Finally, with some luck on my side, I am left alone for the afternoon. This also means I have access to the important large table. You see, I have not done anything to reduce the size of the solder paste stencil but rather, left it as it is.
THE SOLDER PASTE
When you hand solder components, the solder you use would be in the form of a thin malleable wire of various thickness. But for re-flow soldering, the solder comes in the form of a grey paste. If you look at the paste with a microscope, you would see thousands of small little solder balls suspended in flux.
The Solder paste I am using is Type 4 from RELIFE. It claims to have good wicking and melts at 183ºC. I am not sure why I used Type 4 but I do remember it is great for SMD components.
HOW TO APPLY THE SOLDER PASTE
Just like silkscreening, you use a squeegee and drag the ink/ paste across the stencil. The process is very easy and you can use any object as long as it has a straight edge. For me, I bought some yellow plastic ones which is meant for car window tinting.
Very quickly, I learnt that there is a technique to apply the paste as it was not a simple as I thought.
To prevent thermal shock to the PCB, I placed it on the hot plate as soon as it starts to warm up. It took quite some time for the hot plate to reach required temperature. There were quite a lot of fumes coming off and once the solder paste starts to melt, it means the peak temperature has been reached. The PCB is then let to ‘cook’ for about 18 seconds before the hot plate starts the cooling down process.
If I used hand soldering, this board would have taken me at least a few hours. With the re-flow, it would be significantly faster. This method gives me a much higher reliability although it has some issues:
Too much/ little solder

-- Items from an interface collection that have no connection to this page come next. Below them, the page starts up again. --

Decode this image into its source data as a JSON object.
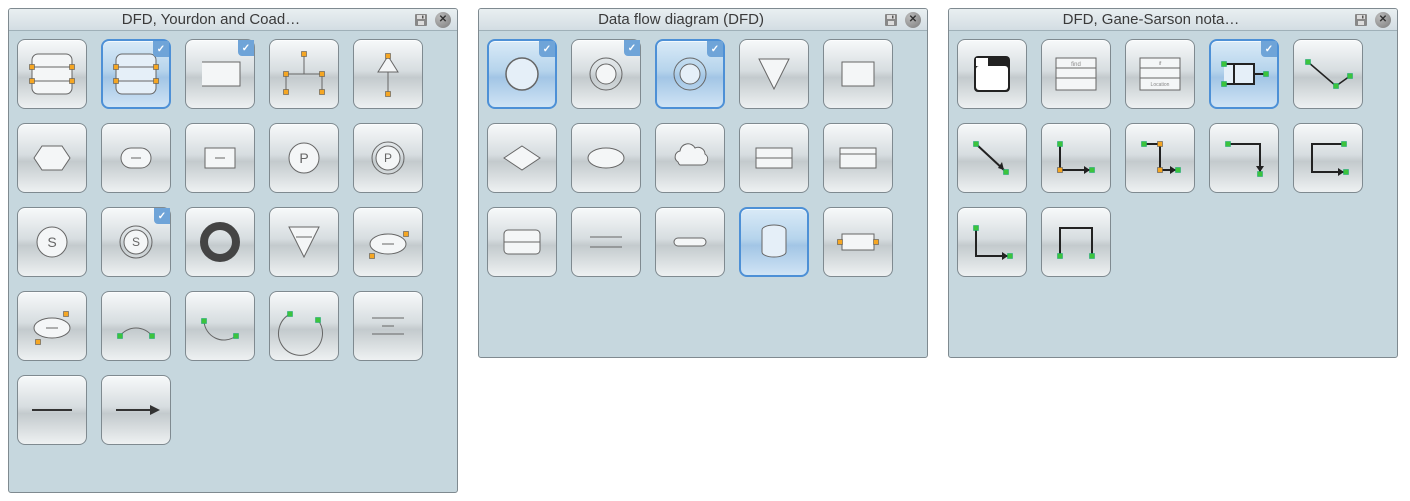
{
  "panels": [
    {
      "id": "yourdon",
      "title": "DFD, Yourdon and Coad…",
      "className": "panel-a",
      "shapes": [
        {
          "name": "data-store-1",
          "icon": "rows3",
          "handles": "o",
          "selected": false,
          "tick": false
        },
        {
          "name": "data-store-2",
          "icon": "rows3",
          "handles": "o",
          "selected": true,
          "tick": true
        },
        {
          "name": "data-store-open",
          "icon": "openrect",
          "selected": false,
          "tick": true
        },
        {
          "name": "tree-shape",
          "icon": "tree",
          "handles": "o",
          "selected": false,
          "tick": false
        },
        {
          "name": "triangle-up-branch",
          "icon": "triupline",
          "handles": "o",
          "selected": false,
          "tick": false
        },
        {
          "name": "hex-process",
          "icon": "hex",
          "selected": false,
          "tick": false
        },
        {
          "name": "rounded-minus",
          "icon": "roundminus",
          "selected": false,
          "tick": false
        },
        {
          "name": "rect-minus",
          "icon": "rectminus",
          "selected": false,
          "tick": false
        },
        {
          "name": "process-p",
          "icon": "circleP",
          "selected": false,
          "tick": false
        },
        {
          "name": "process-p-ring",
          "icon": "circlePring",
          "selected": false,
          "tick": false
        },
        {
          "name": "state-s",
          "icon": "circleS",
          "selected": false,
          "tick": false
        },
        {
          "name": "state-s-ring",
          "icon": "circleSring",
          "selected": false,
          "tick": true
        },
        {
          "name": "ring-bold",
          "icon": "boldring",
          "selected": false,
          "tick": false
        },
        {
          "name": "triangle-down",
          "icon": "tridown",
          "selected": false,
          "tick": false
        },
        {
          "name": "ellipse-minus-handles",
          "icon": "ellminus",
          "handles": "o",
          "selected": false,
          "tick": false
        },
        {
          "name": "ellipse-minus",
          "icon": "ellminus2",
          "handles": "o",
          "selected": false,
          "tick": false
        },
        {
          "name": "arc-handles-1",
          "icon": "arc",
          "handles": "g",
          "selected": false,
          "tick": false
        },
        {
          "name": "arc-handles-2",
          "icon": "arc2",
          "handles": "g",
          "selected": false,
          "tick": false
        },
        {
          "name": "arc-handles-3",
          "icon": "arc3",
          "handles": "g",
          "selected": false,
          "tick": false
        },
        {
          "name": "parallel-minus",
          "icon": "parminus",
          "selected": false,
          "tick": false
        },
        {
          "name": "line-plain",
          "icon": "line",
          "selected": false,
          "tick": false
        },
        {
          "name": "arrow-right",
          "icon": "arrow",
          "selected": false,
          "tick": false
        }
      ]
    },
    {
      "id": "dfd",
      "title": "Data flow diagram (DFD)",
      "className": "panel-b",
      "shapes": [
        {
          "name": "circle-big",
          "icon": "circle",
          "selected": true,
          "tick": true
        },
        {
          "name": "circle-ring",
          "icon": "ring",
          "selected": false,
          "tick": true
        },
        {
          "name": "circle-ring-sel",
          "icon": "ring",
          "selected": true,
          "tick": true
        },
        {
          "name": "triangle-down-outline",
          "icon": "tridownout",
          "selected": false,
          "tick": false
        },
        {
          "name": "rect-outline",
          "icon": "rect",
          "selected": false,
          "tick": false
        },
        {
          "name": "diamond",
          "icon": "diamond",
          "selected": false,
          "tick": false
        },
        {
          "name": "ellipse-outline",
          "icon": "ellipse",
          "selected": false,
          "tick": false
        },
        {
          "name": "cloud",
          "icon": "cloud",
          "selected": false,
          "tick": false
        },
        {
          "name": "rect-2split",
          "icon": "rect2",
          "selected": false,
          "tick": false
        },
        {
          "name": "rect-top-band",
          "icon": "recttop",
          "selected": false,
          "tick": false
        },
        {
          "name": "rows-2",
          "icon": "rows2",
          "selected": false,
          "tick": false
        },
        {
          "name": "two-lines",
          "icon": "twolines",
          "selected": false,
          "tick": false
        },
        {
          "name": "pill-line",
          "icon": "pillline",
          "selected": false,
          "tick": false
        },
        {
          "name": "cylinder",
          "icon": "cyl",
          "selected": true,
          "tick": false
        },
        {
          "name": "rect-mid-handles",
          "icon": "rectmid",
          "handles": "o",
          "selected": false,
          "tick": false
        }
      ]
    },
    {
      "id": "gane",
      "title": "DFD, Gane-Sarson nota…",
      "className": "panel-c",
      "shapes": [
        {
          "name": "process-box",
          "icon": "procbox",
          "selected": false,
          "tick": false
        },
        {
          "name": "table-3col",
          "icon": "tbl3",
          "selected": false,
          "tick": false
        },
        {
          "name": "table-labels",
          "icon": "tbllbl",
          "selected": false,
          "tick": false
        },
        {
          "name": "open-store",
          "icon": "openstore",
          "handles": "g",
          "selected": true,
          "tick": true
        },
        {
          "name": "angled-connector",
          "icon": "angled",
          "handles": "g",
          "selected": false,
          "tick": false
        },
        {
          "name": "diag-arrow",
          "icon": "diagarrow",
          "handles": "g",
          "selected": false,
          "tick": false
        },
        {
          "name": "elbow-1",
          "icon": "elbow1",
          "handles": "go",
          "selected": false,
          "tick": false
        },
        {
          "name": "elbow-2",
          "icon": "elbow2",
          "handles": "go",
          "selected": false,
          "tick": false
        },
        {
          "name": "elbow-3",
          "icon": "elbow3",
          "handles": "g",
          "selected": false,
          "tick": false
        },
        {
          "name": "elbow-4",
          "icon": "elbow4",
          "handles": "g",
          "selected": false,
          "tick": false
        },
        {
          "name": "u-connector-1",
          "icon": "uconn1",
          "handles": "g",
          "selected": false,
          "tick": false
        },
        {
          "name": "u-connector-2",
          "icon": "uconn2",
          "handles": "g",
          "selected": false,
          "tick": false
        }
      ]
    }
  ]
}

I cannot solely blame on the stencil’s 0.13mm thickness because there are other factors too. One possibility is the way I dragged the squeegee and the speed which leads to the paste not settling down. Plus, maybe the stencil was not sitting firmly on top of the PCB which allowed for leaks.
During the testing, there were two LEDs which did not light up reliably. The testing led back to the network resistors which, although has sufficient solder, did connect. There is another possibility that I allowed the liquidous state period to be too brief. This is the peak temperature where the solder has started to melt and (through capillary action) aligns the SMD components. Gravity also made sure the SMD components are sitting on their respective solder pads correctly. All these needs time. Perhaps on the next board, I should extend the period to at least 40 seconds or more.

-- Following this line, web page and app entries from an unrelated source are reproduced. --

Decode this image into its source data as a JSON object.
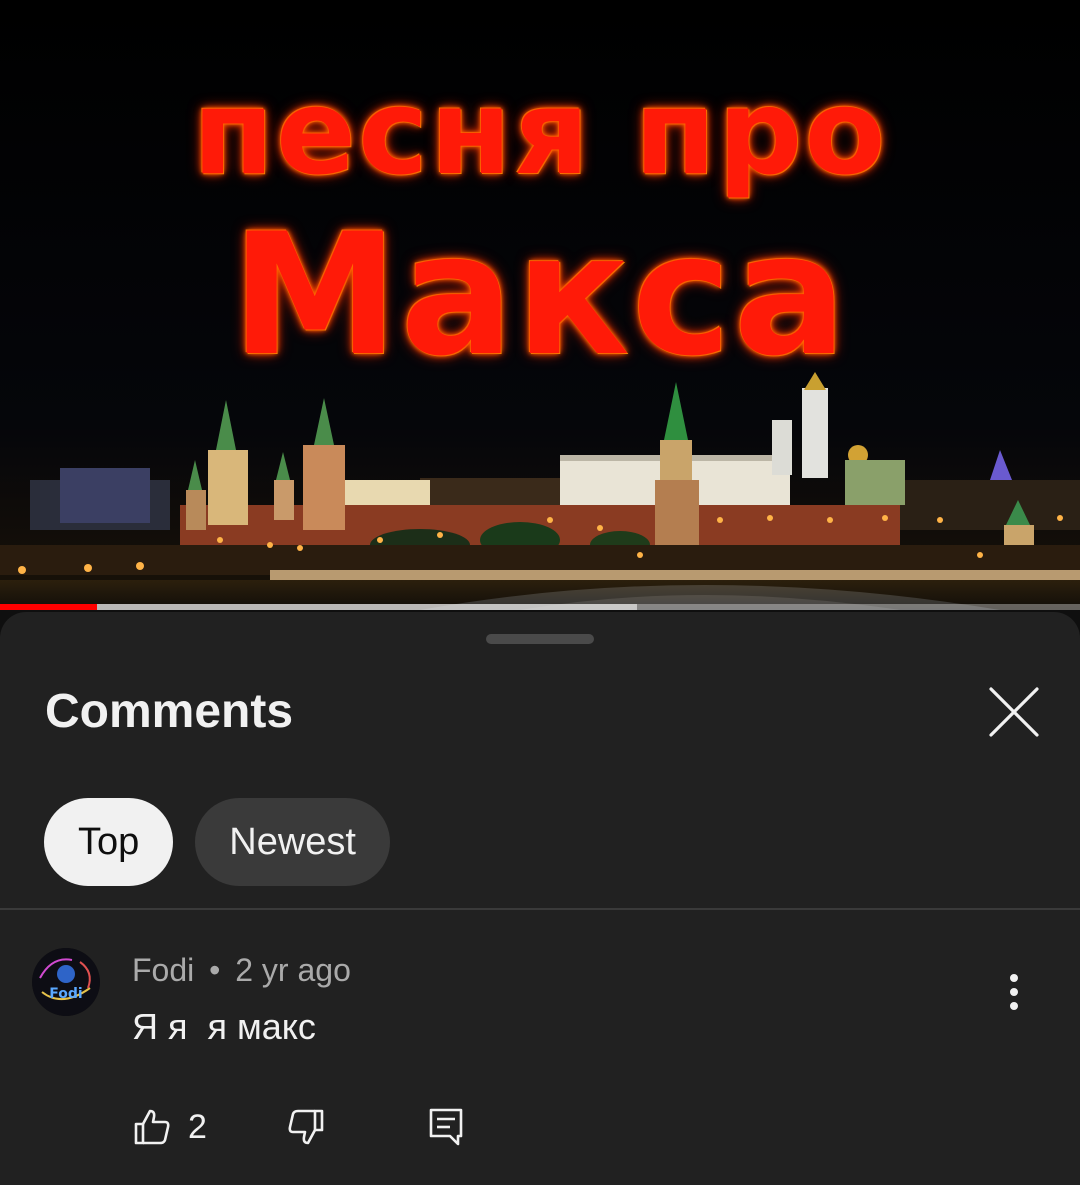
{
  "video": {
    "title_line_1": "песня про",
    "title_line_2": "Макса",
    "progress_played_fraction": 0.09,
    "progress_buffered_fraction": 0.59
  },
  "comments_panel": {
    "title": "Comments",
    "sort_chips": [
      {
        "label": "Top",
        "active": true
      },
      {
        "label": "Newest",
        "active": false
      }
    ]
  },
  "comments": [
    {
      "author": "Fodi",
      "separator": "•",
      "age": "2 yr ago",
      "text": "Я я  я макс",
      "like_count": "2",
      "avatar_text": "Fodi"
    }
  ],
  "icons": {
    "close": "close-icon",
    "more": "more-vert-icon",
    "like": "thumbs-up-icon",
    "dislike": "thumbs-down-icon",
    "reply": "reply-icon"
  },
  "colors": {
    "sheet_bg": "#212121",
    "progress_red": "#ff0000",
    "title_fire_red": "#ff1a08",
    "chip_active_bg": "#f1f1f1",
    "chip_inactive_bg": "#3a3a3a"
  }
}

Here is the video of the re-flow process on the PCB. It was very exciting for me because this is now an actual re-flow process and not some PCB testing anymore. Thankfully, the first time results was better than I anticipated. Enjoy!
With this issue more or less settled, it’s time to make sure the whole system works. Then I would have to start on the BOM aka Bill of Materials to see how much I would need to get the whole system manufactured. Plus there is the Assembly Manual as well.
What started off ans a simple three PCB board design has now evolved to eight…